.. _mean_median_imputer:
.. currentmodule:: feature_engine.imputation
MeanMedianImputer
=================
The :class:`MeanMedianImputer()` replaces missing data with the mean or median of the variable.
It works only with numerical variables. You can pass the list of variables you want to impute,
or alternatively, the imputer will automatically select all numerical variables in the
train set.
Note that in symetrical distributions, the mean and the median are very similar. But in
skewed distributions, the median is a better representation of the majority, as the mean
is biased to extreme values. The following image was taken from Wikipedia. The image links
to the use license.
.. figure:: ../../images/1024pxRelationship_between_mean_and_median_under_different_skewness.png
:align: center
:target: https://commons.wikimedia.org/wiki/File:Relationship_between_mean_and_median_under_different_skewness.png
With the `fit()` method, the transformer learns and stores the mean or median values per
variable. Then it uses these values in the `transform()` method to transform the data.
Below a code example using the House Prices Dataset (more details about the dataset
:ref:`here `).
First, let's load the data and separate it into train and test:
.. code:: python
import numpy as np
import pandas as pd
import matplotlib.pyplot as plt
from sklearn.model_selection import train_test_split
from feature_engine.imputation import MeanMedianImputer
# Load dataset
data = pd.read_csv('houseprice.csv')
# Separate into train and test sets
X_train, X_test, y_train, y_test = train_test_split(
data.drop(['Id', 'SalePrice'], axis=1),
data['SalePrice'],
test_size=0.3,
random_state=0,
)
Now we set up the :class:`MeanMedianImputer()` to impute in this case with the median
and only 2 variables from the dataset.
.. code:: python
# set up the imputer
median_imputer = MeanMedianImputer(
imputation_method='median',
variables=['LotFrontage', 'MasVnrArea']
)
# fit the imputer
median_imputer.fit(X_train)
With fit, the :class:`MeanMedianImputer()` learned the median values for the indicated
variables and stored it in one of its attributes. We can now go ahead and impute both
the train and the test sets.
.. code:: python
# transform the data
train_t= median_imputer.transform(X_train)
test_t= median_imputer.transform(X_test)
Note that after the imputation, if the percentage of missing values is relatively big,
the variable distribution will differ from the original one (in red the imputed
variable):
.. code:: python
fig = plt.figure()
ax = fig.add_subplot(111)
X_train['LotFrontage'].plot(kind='kde', ax=ax)
train_t['LotFrontage'].plot(kind='kde', ax=ax, color='red')
lines, labels = ax.get_legend_handles_labels()
ax.legend(lines, labels, loc='best')
.. image:: ../../images/medianimputation.png
Additional resources
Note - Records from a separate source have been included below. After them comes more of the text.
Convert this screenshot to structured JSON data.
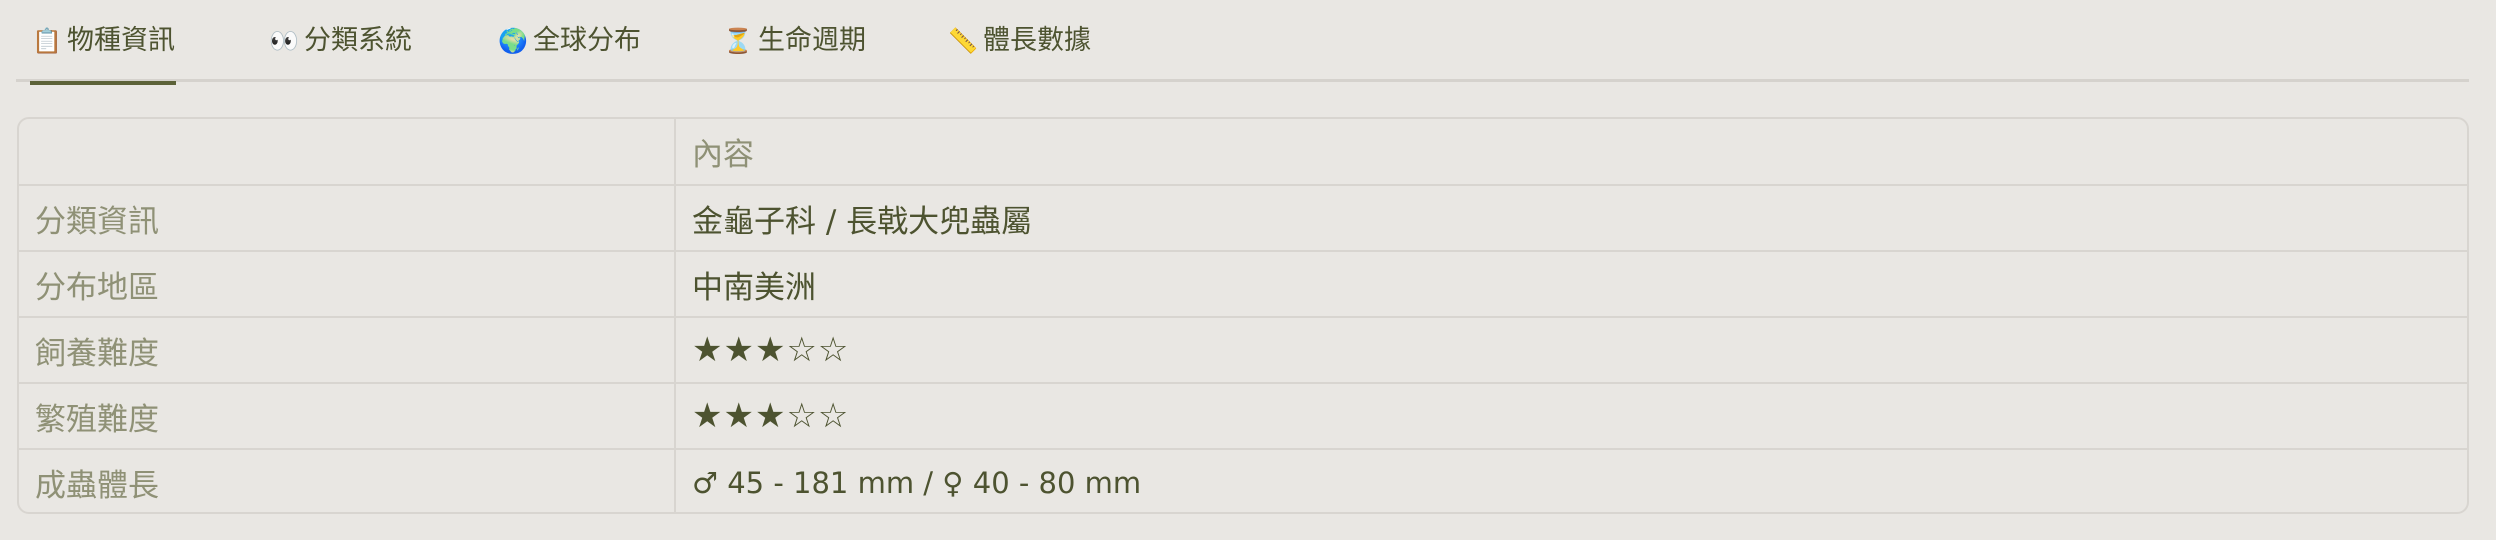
{
  "tabs": [
    {
      "icon": "clipboard-icon",
      "icon_glyph": "📋",
      "label": "物種資訊",
      "active": true
    },
    {
      "icon": "eyes-icon",
      "icon_glyph": "👀",
      "label": "分類系統",
      "active": false
    },
    {
      "icon": "globe-icon",
      "icon_glyph": "🌍",
      "label": "全球分布",
      "active": false
    },
    {
      "icon": "hourglass-icon",
      "icon_glyph": "⏳",
      "label": "生命週期",
      "active": false
    },
    {
      "icon": "ruler-icon",
      "icon_glyph": "📏",
      "label": "體長數據",
      "active": false
    }
  ],
  "table": {
    "header": {
      "col1": "",
      "col2": "內容"
    },
    "rows": [
      {
        "label": "分類資訊",
        "value": "金龜子科 / 長戟大兜蟲屬"
      },
      {
        "label": "分布地區",
        "value": "中南美洲"
      },
      {
        "label": "飼養難度",
        "value": "★★★☆☆",
        "rating": 3,
        "max": 5
      },
      {
        "label": "繁殖難度",
        "value": "★★★☆☆",
        "rating": 3,
        "max": 5
      },
      {
        "label": "成蟲體長",
        "value": "♂ 45 - 181 mm / ♀ 40 - 80 mm"
      }
    ]
  },
  "colors": {
    "accent": "#5c6238",
    "text": "#4d5330",
    "muted": "#8f9176",
    "background": "#e9e7e3",
    "border": "#d8d5d0"
  }
}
In the following Jupyter notebook you will find more details on the functionality of the
:class:`MeanMedianImputer()`, including how to select numerical variables automatically.
You will also see how to navigate the different attributes of the transformer to find the
mean or median values of the variables.
 `Jupyter notebook `_
For more details about this and other feature engineering methods check out these resources:
.. figure:: ../../images/feml.png
:width: 300
:figclass: aligncenter
:align: left
:target: https://www.trainindata.com/p/featureengineeringformachinelearning
Feature Engineering for Machine Learning










Or read our book:
.. figure:: ../../images/cookbook.png
:width: 200
:figclass: aligncenter
:align: left
:target: https://packt.link/0ewSo
Python Feature Engineering Cookbook













Both our book and course are suitable for beginners and more advanced data scientists
alike. By purchasing them you are supporting Sole, the main developer of Featureengine.